Video report by ITV News Correspondent Rebecca Barry, in Hong Kong
China's ambassador to the UK has said Beijing will not "sit on its hands and watch... the situation in Hong Kong deteriorate further", warning it is "fully prepared for the worst", as clashes between police and pro-democracy protesters continue.
Speaking in London, Liu Xiaoming also urged British politicians not to interfere in Hong Kong and criticised Western media for "biased" reporting of what is going on.
The 63-year-old said that extremists masquerading as democracy protesters are dragging Hong Kong "down a dangerous road", and that if the unrest becomes "uncontrollable, the central government will not sit on its hands and watch".
"We have enough solutions and enough power within the limits of basic law to quell any unrest swiftly," he said.
He added:"We hope this will end in an orderly way.
"In the meantime we are fully prepared for the worst."
At the same time, the ambassador blamed Western media for "pouring oil on the flames" and exacerbating the situation.
Mr Xiaoming also accused Western media of reporting "biased accounts" of what is happening and not adequately covering the support for the authorities and police, adding this is "misleading the young".
He said the media must bear some "responsibility" for what is happening in the Asian financial capital.
Mr Xiaoming also accused some UK politicians of having a colonial mindset and still believing the special administrative region is part of the British empire.
His comments at a press conference came days after Foreign Secretary Dominic Raab was told by Beijing to stop interfering in Hong Kong's affairs.
Downing Street has expressed its concern about the violence and called for "calm from all sides".
Foreign Office minister Andrew Murrison sought to play down any division with Beijing.

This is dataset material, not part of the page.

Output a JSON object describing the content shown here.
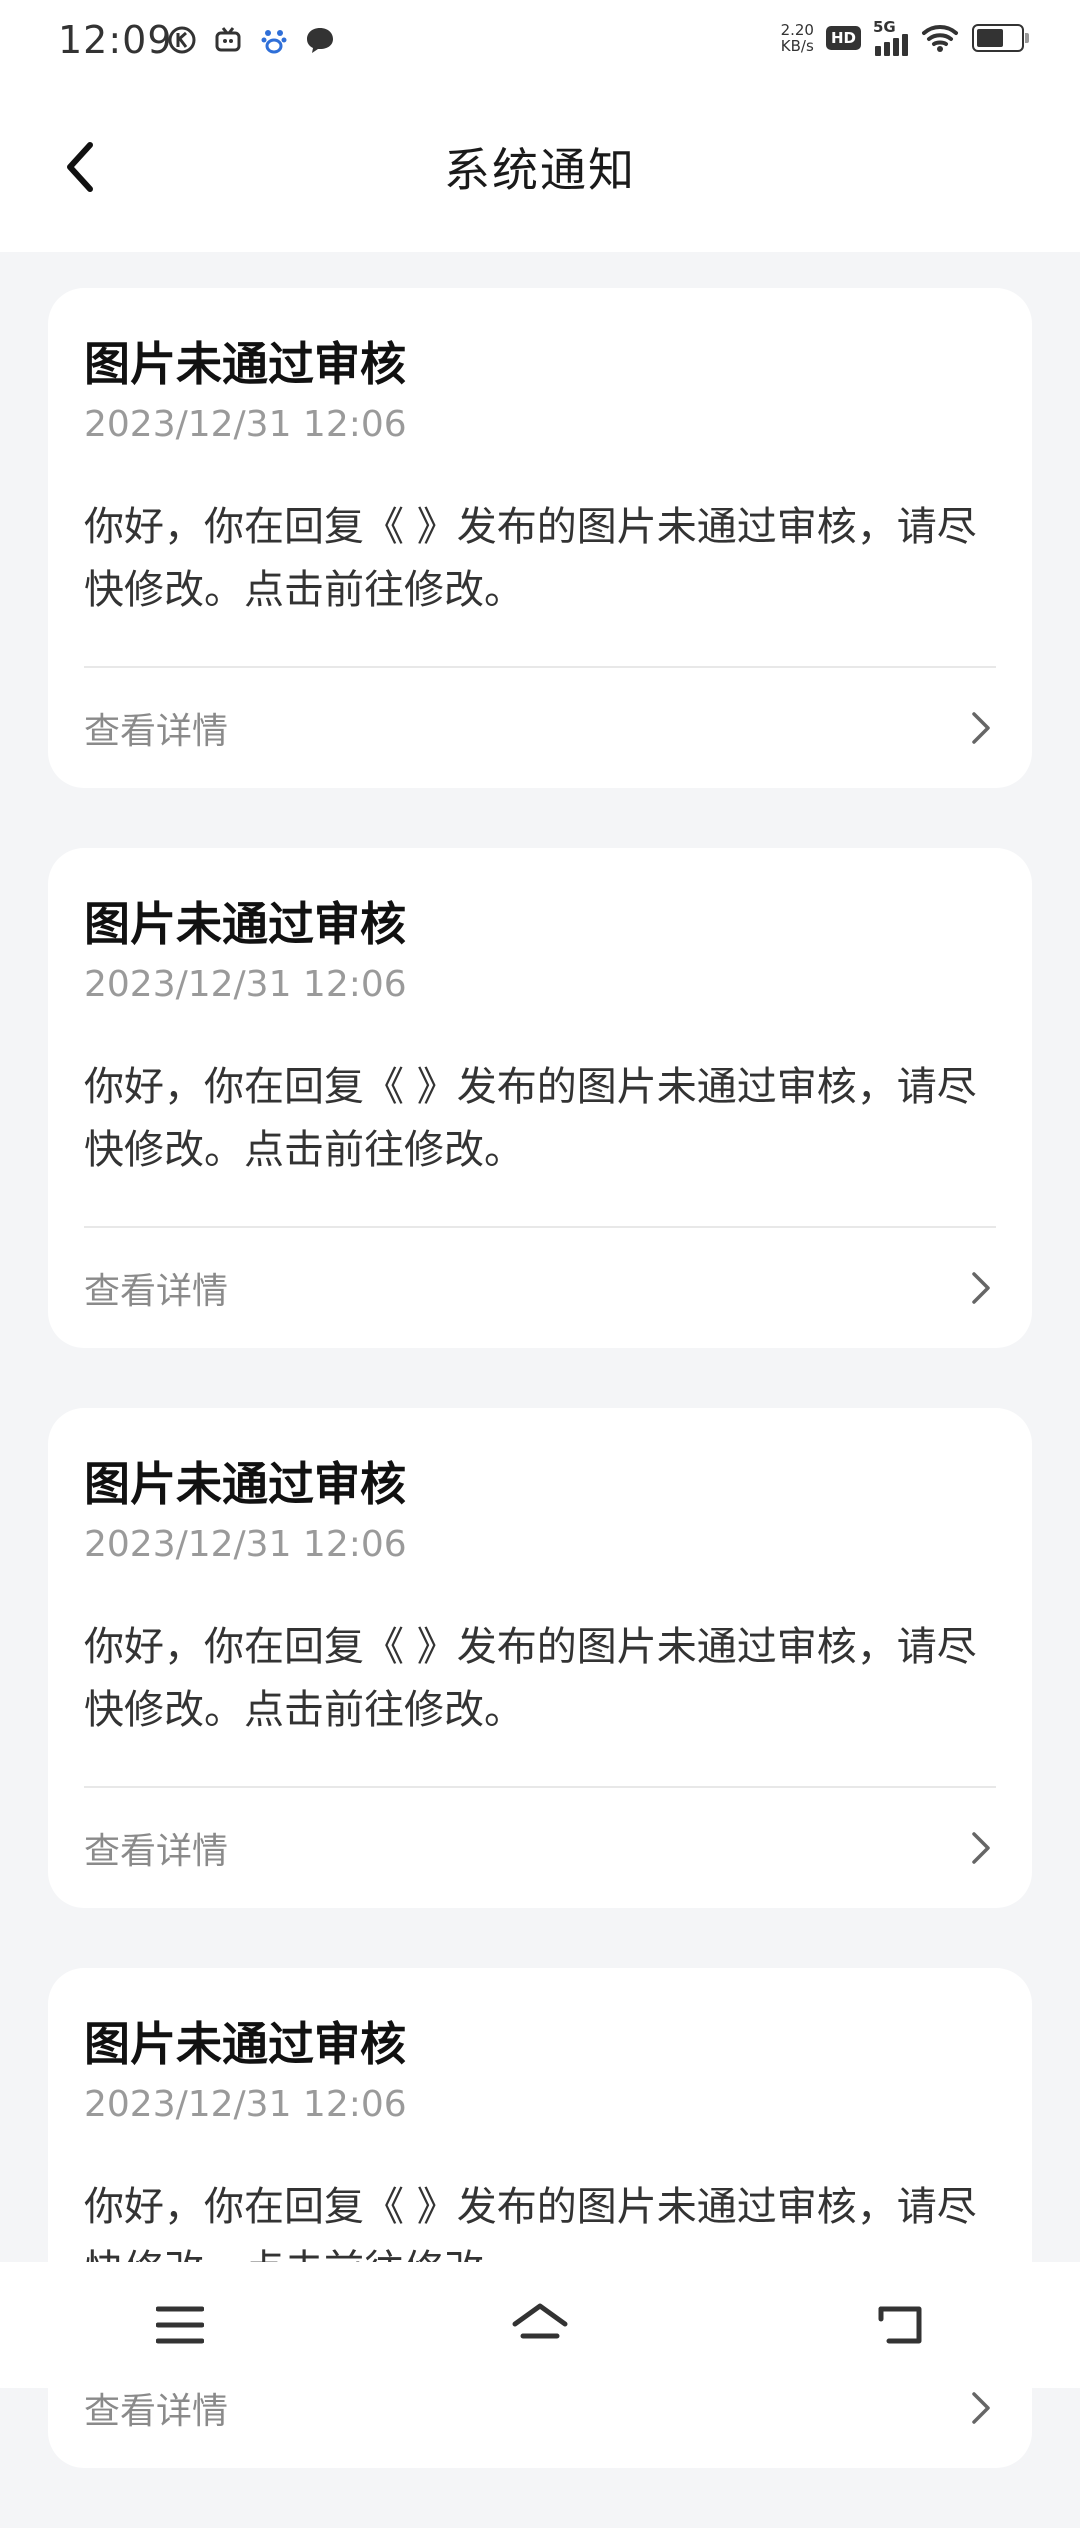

He urged all sides to exercise restraint - including the protesters - but added he was sure China respected the treaty signed with the UK before the handover of Hong Kong.
But Lord Patten, the UK's final colonial governor of the territory, has been vocal in calling for Boris Johnson to act in defence of Hong Kong's freedoms.

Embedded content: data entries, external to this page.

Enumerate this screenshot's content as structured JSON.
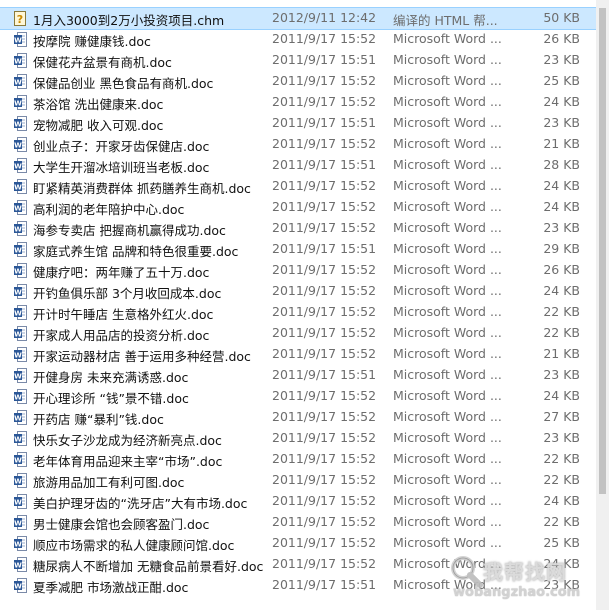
{
  "files": [
    {
      "name": "1月入3000到2万小投资项目.chm",
      "date": "2012/9/11 12:42",
      "type": "编译的 HTML 帮...",
      "size": "50 KB",
      "icon": "chm-help-icon"
    },
    {
      "name": "按摩院 赚健康钱.doc",
      "date": "2011/9/17 15:52",
      "type": "Microsoft Word ...",
      "size": "26 KB",
      "icon": "word-doc-icon"
    },
    {
      "name": "保健花卉盆景有商机.doc",
      "date": "2011/9/17 15:51",
      "type": "Microsoft Word ...",
      "size": "23 KB",
      "icon": "word-doc-icon"
    },
    {
      "name": "保健品创业 黑色食品有商机.doc",
      "date": "2011/9/17 15:52",
      "type": "Microsoft Word ...",
      "size": "25 KB",
      "icon": "word-doc-icon"
    },
    {
      "name": "茶浴馆 洗出健康来.doc",
      "date": "2011/9/17 15:52",
      "type": "Microsoft Word ...",
      "size": "24 KB",
      "icon": "word-doc-icon"
    },
    {
      "name": "宠物减肥 收入可观.doc",
      "date": "2011/9/17 15:51",
      "type": "Microsoft Word ...",
      "size": "23 KB",
      "icon": "word-doc-icon"
    },
    {
      "name": "创业点子：开家牙齿保健店.doc",
      "date": "2011/9/17 15:52",
      "type": "Microsoft Word ...",
      "size": "21 KB",
      "icon": "word-doc-icon"
    },
    {
      "name": "大学生开溜冰培训班当老板.doc",
      "date": "2011/9/17 15:51",
      "type": "Microsoft Word ...",
      "size": "28 KB",
      "icon": "word-doc-icon"
    },
    {
      "name": "盯紧精英消费群体 抓药膳养生商机.doc",
      "date": "2011/9/17 15:52",
      "type": "Microsoft Word ...",
      "size": "24 KB",
      "icon": "word-doc-icon"
    },
    {
      "name": "高利润的老年陪护中心.doc",
      "date": "2011/9/17 15:52",
      "type": "Microsoft Word ...",
      "size": "24 KB",
      "icon": "word-doc-icon"
    },
    {
      "name": "海参专卖店 把握商机赢得成功.doc",
      "date": "2011/9/17 15:52",
      "type": "Microsoft Word ...",
      "size": "23 KB",
      "icon": "word-doc-icon"
    },
    {
      "name": "家庭式养生馆 品牌和特色很重要.doc",
      "date": "2011/9/17 15:51",
      "type": "Microsoft Word ...",
      "size": "29 KB",
      "icon": "word-doc-icon"
    },
    {
      "name": "健康疗吧：两年赚了五十万.doc",
      "date": "2011/9/17 15:52",
      "type": "Microsoft Word ...",
      "size": "26 KB",
      "icon": "word-doc-icon"
    },
    {
      "name": "开钓鱼俱乐部 3个月收回成本.doc",
      "date": "2011/9/17 15:52",
      "type": "Microsoft Word ...",
      "size": "24 KB",
      "icon": "word-doc-icon"
    },
    {
      "name": "开计时午睡店 生意格外红火.doc",
      "date": "2011/9/17 15:52",
      "type": "Microsoft Word ...",
      "size": "22 KB",
      "icon": "word-doc-icon"
    },
    {
      "name": "开家成人用品店的投资分析.doc",
      "date": "2011/9/17 15:52",
      "type": "Microsoft Word ...",
      "size": "22 KB",
      "icon": "word-doc-icon"
    },
    {
      "name": "开家运动器材店 善于运用多种经营.doc",
      "date": "2011/9/17 15:52",
      "type": "Microsoft Word ...",
      "size": "21 KB",
      "icon": "word-doc-icon"
    },
    {
      "name": "开健身房 未来充满诱惑.doc",
      "date": "2011/9/17 15:51",
      "type": "Microsoft Word ...",
      "size": "23 KB",
      "icon": "word-doc-icon"
    },
    {
      "name": "开心理诊所 “钱”景不错.doc",
      "date": "2011/9/17 15:52",
      "type": "Microsoft Word ...",
      "size": "24 KB",
      "icon": "word-doc-icon"
    },
    {
      "name": "开药店 赚“暴利”钱.doc",
      "date": "2011/9/17 15:52",
      "type": "Microsoft Word ...",
      "size": "27 KB",
      "icon": "word-doc-icon"
    },
    {
      "name": "快乐女子沙龙成为经济新亮点.doc",
      "date": "2011/9/17 15:52",
      "type": "Microsoft Word ...",
      "size": "23 KB",
      "icon": "word-doc-icon"
    },
    {
      "name": "老年体育用品迎来主宰“市场”.doc",
      "date": "2011/9/17 15:52",
      "type": "Microsoft Word ...",
      "size": "22 KB",
      "icon": "word-doc-icon"
    },
    {
      "name": "旅游用品加工有利可图.doc",
      "date": "2011/9/17 15:52",
      "type": "Microsoft Word ...",
      "size": "22 KB",
      "icon": "word-doc-icon"
    },
    {
      "name": "美白护理牙齿的“洗牙店”大有市场.doc",
      "date": "2011/9/17 15:52",
      "type": "Microsoft Word ...",
      "size": "24 KB",
      "icon": "word-doc-icon"
    },
    {
      "name": "男士健康会馆也会顾客盈门.doc",
      "date": "2011/9/17 15:52",
      "type": "Microsoft Word ...",
      "size": "22 KB",
      "icon": "word-doc-icon"
    },
    {
      "name": "顺应市场需求的私人健康顾问馆.doc",
      "date": "2011/9/17 15:52",
      "type": "Microsoft Word ...",
      "size": "25 KB",
      "icon": "word-doc-icon"
    },
    {
      "name": "糖尿病人不断增加 无糖食品前景看好.doc",
      "date": "2011/9/17 15:52",
      "type": "Microsoft Word ...",
      "size": "24 KB",
      "icon": "word-doc-icon"
    },
    {
      "name": "夏季减肥 市场激战正酣.doc",
      "date": "2011/9/17 15:51",
      "type": "Microsoft Word ...",
      "size": "23 KB",
      "icon": "word-doc-icon"
    }
  ],
  "watermark": {
    "title": "我帮找网",
    "subtitle": "wobangzhao.com"
  },
  "colors": {
    "selected_bg": "#cce8ff",
    "secondary_text": "#6d6d6d",
    "word_icon": "#2b5797",
    "chm_icon": "#e0a400"
  }
}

Mr Liu warned unnamed "foreign forces" against interference, adding: "I want to reiterate here that Hong Kong is part of China.
"I sincerely hope that people from all walks of life in the UK will have a clear understanding of a big picture, act in the interests of Hong Kong's prosperity and stability, and refrain from saying or doing anything that interferes in Hong Kong's affairs or undermines the rule of law in Hong Kong."
He was asked about a proposal by the Commons Foreign Affairs Select Committee chairman, Tom Tugendhat, to extend UK citizenship rights to Hong Kong Chinese.
Mr Liu replied that some British politicians think "their hands are still in the colonial days".
"I think some of them still regard Hong Kong as part of British empire and they treat Hong Kong as part of the UK," he added.
Hong Kong is a former British territory which was handed back to China in 1997, but the region enjoys special freedoms, for example in law, that the mainland does not.
Some demonstrators have inadvertently pitted the UK against China in the protests, with demonstrators tearing down Chinese flags and waving union jacks.
Protests that began in early June have paralysed parts of the territory, including its international airport, and led to hundreds of arrests.
Violent clashes between police and protesters have broken out during the demonstrations which have seen police fire more than 1,800 rounds of tear gas and a nurse reportedly blinded after she was shot by a bean bag round.
On Monday and Tuesday hundreds of flights were cancelled or delayed when demonstrators filled Hong Kong International Airport's terminal, and clashes between police and protesters inside turned increasingly violent.
An injunction has since been acquired which restricts where demonstrators can go in the airport, leading to a normal service being resumed.
Demonstrations began in June after the Hong Kong government attempted to introduce an extradition bill which would mean criminal suspects could face trial in mainland China.
Since then, Hong Kong's Chief Executive Carrie Lam has said that the bill is "dead" and has been suspended, but protesters want it to be withdrawn completely.
The demonstrations have since morphed to include Ms Lam's resignation, democratic elections, the release of those arrested in earlier protests and an investigation into police use of force against protesters.